ILRIComms / Knowledge and Information

Devising and sustaining agri-water research communication efforts over time

One year ago, in February 2011, project staff from 10 Agriculture Water Management projects got together in a mini ‘share fair’ to share their objectives, intended outcomes, products, timelines, stakeholders and geographical focus.

One of the ‘hot’ discussion topics was communication … more specifically how to sustain interest and investment over time. Participants were concerned that communication was often too ad hoc, too late, and too little. Key questions discussed included …

  • How do we keep communications – and interest – going along the entire lifespan of a project? Especially when we don’t have concrete results … yet!
  • How and when do we communicate emerging and intermediate results?
  • How and when do we communicate processes?
  • Can we combine informal with formal communication channels?
  • How do we communicate and/or sustain interest beyond the ‘end’ of a project?

We could not answer all of the questions, but we developed two simple slides to capture the principle notions we discussed.

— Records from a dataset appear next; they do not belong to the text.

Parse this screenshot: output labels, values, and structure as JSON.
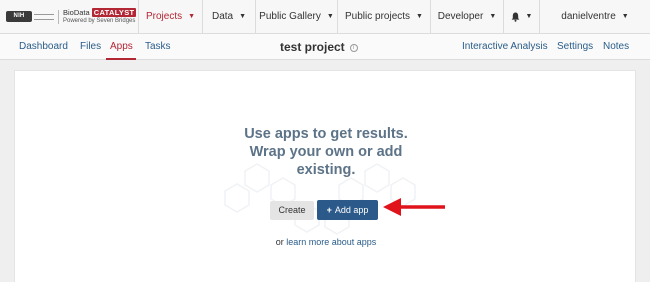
{
  "brand": {
    "logo_text": "NIH",
    "name_prefix": "BioData",
    "name_highlight": "CATALYST",
    "tagline": "Powered by Seven Bridges"
  },
  "topnav": {
    "items": [
      {
        "label": "Projects",
        "active": true
      },
      {
        "label": "Data",
        "active": false
      },
      {
        "label": "Public Gallery",
        "active": false
      },
      {
        "label": "Public projects",
        "active": false
      },
      {
        "label": "Developer",
        "active": false
      }
    ],
    "bell_icon": "bell-icon",
    "user": "danielventre"
  },
  "subnav": {
    "tabs": [
      "Dashboard",
      "Files",
      "Apps",
      "Tasks"
    ],
    "active_tab": "Apps",
    "project_title": "test project",
    "right_links": [
      "Interactive Analysis",
      "Settings",
      "Notes"
    ]
  },
  "empty_state": {
    "headline_lines": [
      "Use apps to get results.",
      "Wrap your own or add",
      "existing."
    ],
    "create_label": "Create",
    "add_label": "Add app",
    "learn_prefix": "or",
    "learn_link": "learn more about apps"
  },
  "colors": {
    "accent_red": "#b32634",
    "primary_blue": "#2b5a8a",
    "link_blue": "#2a5d8a",
    "headline_slate": "#5d7388",
    "annotation_arrow": "#e0121a"
  }
}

In the first image, we track a desirable communication gradient over time, with communication, engagement and knowledge sharing activities starting early – before a project starts.

Click the image for a larger version

The idea is to build up interest in a project at the start, to sustain this over time (avoiding a ‘U’ shaped dip), then to kick start wider reach and impact beyond the life of the project (instead of perhaps more likely oblivion).

In the second image, we try to unpack different research ‘communication’ roles in a project. This envisages ongoing engagement with partners early in the project’s life; early communication ‘about’ a project and the activities it is engaged in; associated ‘process documentation’ about choices, decisions, design challenges, etc.; communication ‘about’ the science being undertaken; and finally multi-channel translation and communication of ‘the’ science itself.

Click the image for a larger version

In such an approach we recognize that the ways we approach a problem – and with whom – can be valuable and ‘communicable’ through intermediate products, long before the final results are ready. It also serves to help build up an interested audience for a piece of research, sustaining interest over time – and avoiding the ‘rush to reach out’ at the end of a project, trying to re-kindle interest in people who may have attended a launch several years before.

These ideas offer no panacea’s but may help us better position different types of communication over the course of a project, and validate among scientists the need to communicate, ‘even when the message isn’t ready yet!’

Read a news item on the event

View the event report on Slideshare

One thought on “Devising and sustaining agri-water research communication efforts over time

  1. Love your ‘sustaining interest over time’ slide. And your slide on ‘research communications roles over time’. I think we might profit from spending time thinking up ways to make much better and more extensive use of project proposals—which, after all, articulate the rationale of a project and its methods and desired outcomes—to begin ‘communicating about the science’ from the beginning (or near beginning) of the project. Indeed, often the greatest interest in a project is at its beginning, when expectations are high, donor interest is keen, staff are being hired . . . We always have at hand the project proposal as essential material in communicating about the project from the start—but getting our hands on the proposal, or knowing where to find it, is not always so easy. I would love to see these proposals made more visible, collected in more useful ways for all of us to use. Will the One Corporate System help us in this?

Leave a Reply

Fill in your details below or click an icon to log in: Logo

You are commenting using your account. Log Out / Change )

Twitter picture

You are commenting using your Twitter account. Log Out / Change )

Facebook photo

You are commenting using your Facebook account. Log Out / Change )

Google+ photo

You are commenting using your Google+ account. Log Out / Change )

Connecting to %s